■ GIVEN ENTRIES:
========
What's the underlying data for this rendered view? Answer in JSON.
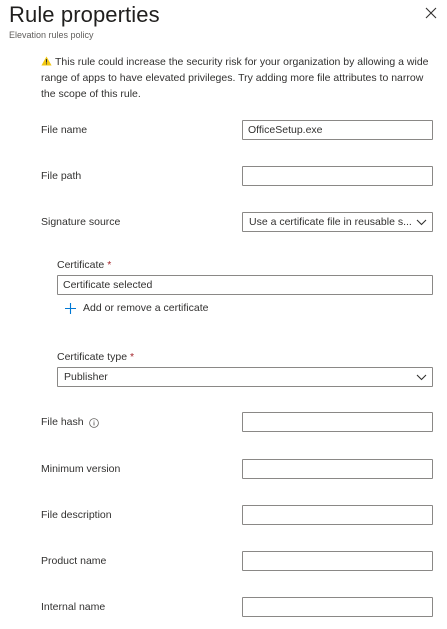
{
  "header": {
    "title": "Rule properties",
    "subtitle": "Elevation rules policy"
  },
  "warning": {
    "text": "This rule could increase the security risk for your organization by allowing a wide range of apps to have elevated privileges. Try adding more file attributes to narrow the scope of this rule."
  },
  "fields": {
    "file_name": {
      "label": "File name",
      "value": "OfficeSetup.exe"
    },
    "file_path": {
      "label": "File path",
      "value": ""
    },
    "signature_source": {
      "label": "Signature source",
      "value": "Use a certificate file in reusable s..."
    },
    "certificate": {
      "label": "Certificate",
      "required_mark": "*",
      "value": "Certificate selected"
    },
    "add_certificate": {
      "label": "Add or remove a certificate"
    },
    "certificate_type": {
      "label": "Certificate type",
      "required_mark": "*",
      "value": "Publisher"
    },
    "file_hash": {
      "label": "File hash",
      "value": ""
    },
    "minimum_version": {
      "label": "Minimum version",
      "value": ""
    },
    "file_description": {
      "label": "File description",
      "value": ""
    },
    "product_name": {
      "label": "Product name",
      "value": ""
    },
    "internal_name": {
      "label": "Internal name",
      "value": ""
    }
  },
  "colors": {
    "warning_icon": "#f2c811",
    "required_mark": "#a4262c",
    "input_border": "#8a8886",
    "add_icon": "#0078d4"
  },
  "icons": {
    "close": "close-icon",
    "warning": "warning-icon",
    "plus": "plus-icon",
    "info": "info-icon",
    "chevron": "chevron-down-icon"
  }
}
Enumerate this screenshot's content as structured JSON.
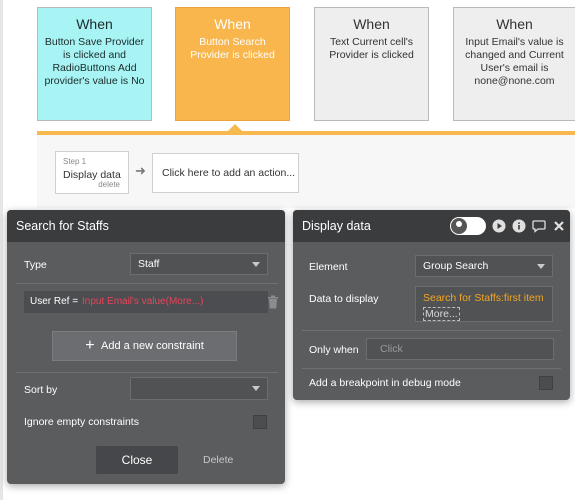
{
  "events": [
    {
      "when": "When",
      "description": "Button Save Provider is clicked and RadioButtons Add provider's value is No"
    },
    {
      "when": "When",
      "description": "Button Search Provider is clicked"
    },
    {
      "when": "When",
      "description": "Text Current cell's Provider is clicked"
    },
    {
      "when": "When",
      "description": "Input Email's value is changed and Current User's email is none@none.com"
    }
  ],
  "workflow": {
    "step_number": "Step 1",
    "step_title": "Display data",
    "step_delete": "delete",
    "add_action": "Click here to add an action..."
  },
  "search_panel": {
    "title": "Search for Staffs",
    "type_label": "Type",
    "type_value": "Staff",
    "constraint_label": "User Ref =",
    "constraint_value": "Input Email's value(More...)",
    "add_constraint_label": "Add a new constraint",
    "sort_by_label": "Sort by",
    "sort_by_value": "",
    "ignore_empty_label": "Ignore empty constraints",
    "close_label": "Close",
    "delete_label": "Delete"
  },
  "display_panel": {
    "title": "Display data",
    "element_label": "Element",
    "element_value": "Group Search",
    "data_label": "Data to display",
    "data_value": "Search for Staffs:first item",
    "data_more": "More...",
    "only_when_label": "Only when",
    "only_when_placeholder": "Click",
    "breakpoint_label": "Add a breakpoint in debug mode"
  },
  "colors": {
    "event_active": "#f8b64c",
    "event_cyan": "#a8f3f3",
    "panel_bg": "#5a5c5e",
    "panel_header": "#3a3c3e",
    "accent_orange": "#f5a623",
    "constraint_red": "#e8445a"
  },
  "icons": [
    "arrow-right-icon",
    "plus-icon",
    "trash-icon",
    "caret-down-icon",
    "user-icon",
    "play-icon",
    "info-icon",
    "comment-icon",
    "close-icon"
  ]
}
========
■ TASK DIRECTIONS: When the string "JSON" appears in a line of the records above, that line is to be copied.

■ YOUR RESPONSE:
What's the underlying data for this rendered view? Answer in JSON.
Enumerate this screenshot's content as structured JSON.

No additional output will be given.